◆ **WHAT THE TASK REQUIRES**
Copy out each line below verbatim, skipping any picture.

(Beginning of MATERIAL TO PROCESS)

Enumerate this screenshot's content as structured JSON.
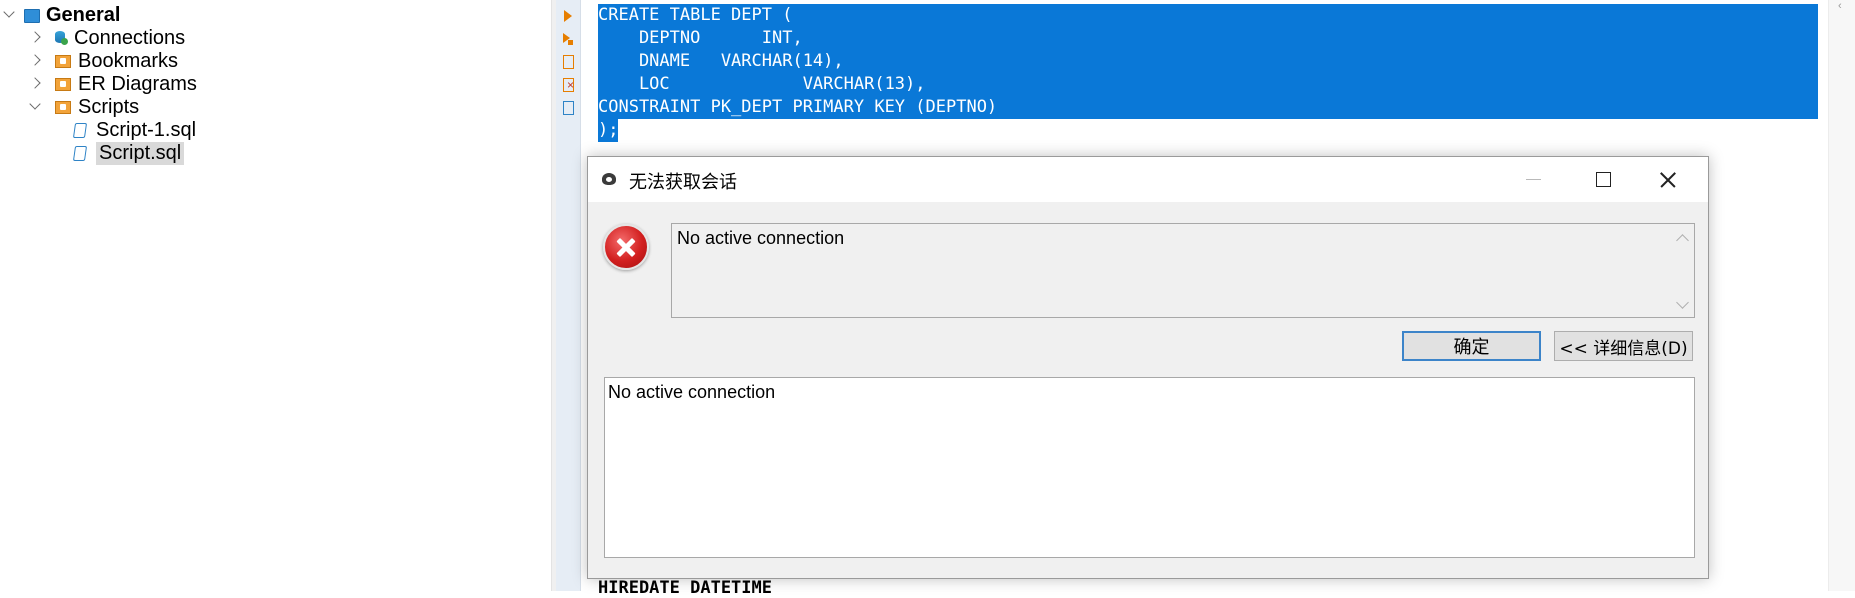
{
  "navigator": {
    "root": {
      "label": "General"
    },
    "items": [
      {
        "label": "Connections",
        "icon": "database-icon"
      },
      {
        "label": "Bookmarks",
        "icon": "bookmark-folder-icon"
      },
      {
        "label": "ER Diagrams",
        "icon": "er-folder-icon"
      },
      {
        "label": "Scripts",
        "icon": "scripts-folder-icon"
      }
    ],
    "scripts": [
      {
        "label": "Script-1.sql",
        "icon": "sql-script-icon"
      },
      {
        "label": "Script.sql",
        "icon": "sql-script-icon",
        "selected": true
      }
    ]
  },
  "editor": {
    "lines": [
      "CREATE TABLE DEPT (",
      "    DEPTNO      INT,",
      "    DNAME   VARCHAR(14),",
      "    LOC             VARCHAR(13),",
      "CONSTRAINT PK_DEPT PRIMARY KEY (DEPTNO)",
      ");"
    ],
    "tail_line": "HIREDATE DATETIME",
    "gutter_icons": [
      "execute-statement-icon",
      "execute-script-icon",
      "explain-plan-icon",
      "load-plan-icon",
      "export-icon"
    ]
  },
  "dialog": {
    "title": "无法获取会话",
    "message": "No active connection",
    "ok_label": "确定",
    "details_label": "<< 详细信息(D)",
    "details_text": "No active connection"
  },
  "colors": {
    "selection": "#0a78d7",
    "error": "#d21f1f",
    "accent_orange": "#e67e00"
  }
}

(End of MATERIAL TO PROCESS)

◆ **OUTPUT BELOW**
Enumerate this screenshot's content as structured JSON.
{
  "navigator": {
    "root": {
      "label": "General"
    },
    "items": [
      {
        "label": "Connections",
        "icon": "database-icon"
      },
      {
        "label": "Bookmarks",
        "icon": "bookmark-folder-icon"
      },
      {
        "label": "ER Diagrams",
        "icon": "er-folder-icon"
      },
      {
        "label": "Scripts",
        "icon": "scripts-folder-icon"
      }
    ],
    "scripts": [
      {
        "label": "Script-1.sql",
        "icon": "sql-script-icon"
      },
      {
        "label": "Script.sql",
        "icon": "sql-script-icon",
        "selected": true
      }
    ]
  },
  "editor": {
    "lines": [
      "CREATE TABLE DEPT (",
      "    DEPTNO      INT,",
      "    DNAME   VARCHAR(14),",
      "    LOC             VARCHAR(13),",
      "CONSTRAINT PK_DEPT PRIMARY KEY (DEPTNO)",
      ");"
    ],
    "tail_line": "HIREDATE DATETIME",
    "gutter_icons": [
      "execute-statement-icon",
      "execute-script-icon",
      "explain-plan-icon",
      "load-plan-icon",
      "export-icon"
    ]
  },
  "dialog": {
    "title": "无法获取会话",
    "message": "No active connection",
    "ok_label": "确定",
    "details_label": "<< 详细信息(D)",
    "details_text": "No active connection"
  },
  "colors": {
    "selection": "#0a78d7",
    "error": "#d21f1f",
    "accent_orange": "#e67e00"
  }
}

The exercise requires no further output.